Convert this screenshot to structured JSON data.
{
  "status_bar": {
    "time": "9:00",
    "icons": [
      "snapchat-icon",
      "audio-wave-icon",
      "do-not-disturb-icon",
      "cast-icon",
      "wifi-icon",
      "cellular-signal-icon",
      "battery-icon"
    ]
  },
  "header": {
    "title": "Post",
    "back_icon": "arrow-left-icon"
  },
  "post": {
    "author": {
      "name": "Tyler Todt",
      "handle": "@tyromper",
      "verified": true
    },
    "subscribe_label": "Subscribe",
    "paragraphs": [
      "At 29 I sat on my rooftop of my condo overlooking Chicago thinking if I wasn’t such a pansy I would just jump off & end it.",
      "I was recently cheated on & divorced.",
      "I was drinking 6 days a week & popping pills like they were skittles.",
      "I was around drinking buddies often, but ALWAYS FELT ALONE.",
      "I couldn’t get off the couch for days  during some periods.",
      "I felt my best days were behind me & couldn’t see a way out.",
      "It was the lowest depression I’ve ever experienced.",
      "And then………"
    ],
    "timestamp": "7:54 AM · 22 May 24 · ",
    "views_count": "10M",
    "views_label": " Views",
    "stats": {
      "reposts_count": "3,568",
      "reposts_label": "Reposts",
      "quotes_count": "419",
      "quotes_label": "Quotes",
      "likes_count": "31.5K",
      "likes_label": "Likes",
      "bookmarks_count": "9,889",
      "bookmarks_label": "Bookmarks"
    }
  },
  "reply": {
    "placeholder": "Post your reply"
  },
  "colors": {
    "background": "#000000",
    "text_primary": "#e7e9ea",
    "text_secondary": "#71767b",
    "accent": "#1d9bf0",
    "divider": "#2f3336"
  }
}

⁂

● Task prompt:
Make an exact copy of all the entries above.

● Task answer:
Convert this screenshot to structured JSON data.
{
  "status_bar": {
    "time": "9:00",
    "icons": [
      "snapchat-icon",
      "audio-wave-icon",
      "do-not-disturb-icon",
      "cast-icon",
      "wifi-icon",
      "cellular-signal-icon",
      "battery-icon"
    ]
  },
  "header": {
    "title": "Post",
    "back_icon": "arrow-left-icon"
  },
  "post": {
    "author": {
      "name": "Tyler Todt",
      "handle": "@tyromper",
      "verified": true
    },
    "subscribe_label": "Subscribe",
    "paragraphs": [
      "At 29 I sat on my rooftop of my condo overlooking Chicago thinking if I wasn’t such a pansy I would just jump off & end it.",
      "I was recently cheated on & divorced.",
      "I was drinking 6 days a week & popping pills like they were skittles.",
      "I was around drinking buddies often, but ALWAYS FELT ALONE.",
      "I couldn’t get off the couch for days  during some periods.",
      "I felt my best days were behind me & couldn’t see a way out.",
      "It was the lowest depression I’ve ever experienced.",
      "And then………"
    ],
    "timestamp": "7:54 AM · 22 May 24 · ",
    "views_count": "10M",
    "views_label": " Views",
    "stats": {
      "reposts_count": "3,568",
      "reposts_label": "Reposts",
      "quotes_count": "419",
      "quotes_label": "Quotes",
      "likes_count": "31.5K",
      "likes_label": "Likes",
      "bookmarks_count": "9,889",
      "bookmarks_label": "Bookmarks"
    }
  },
  "reply": {
    "placeholder": "Post your reply"
  },
  "colors": {
    "background": "#000000",
    "text_primary": "#e7e9ea",
    "text_secondary": "#71767b",
    "accent": "#1d9bf0",
    "divider": "#2f3336"
  }
}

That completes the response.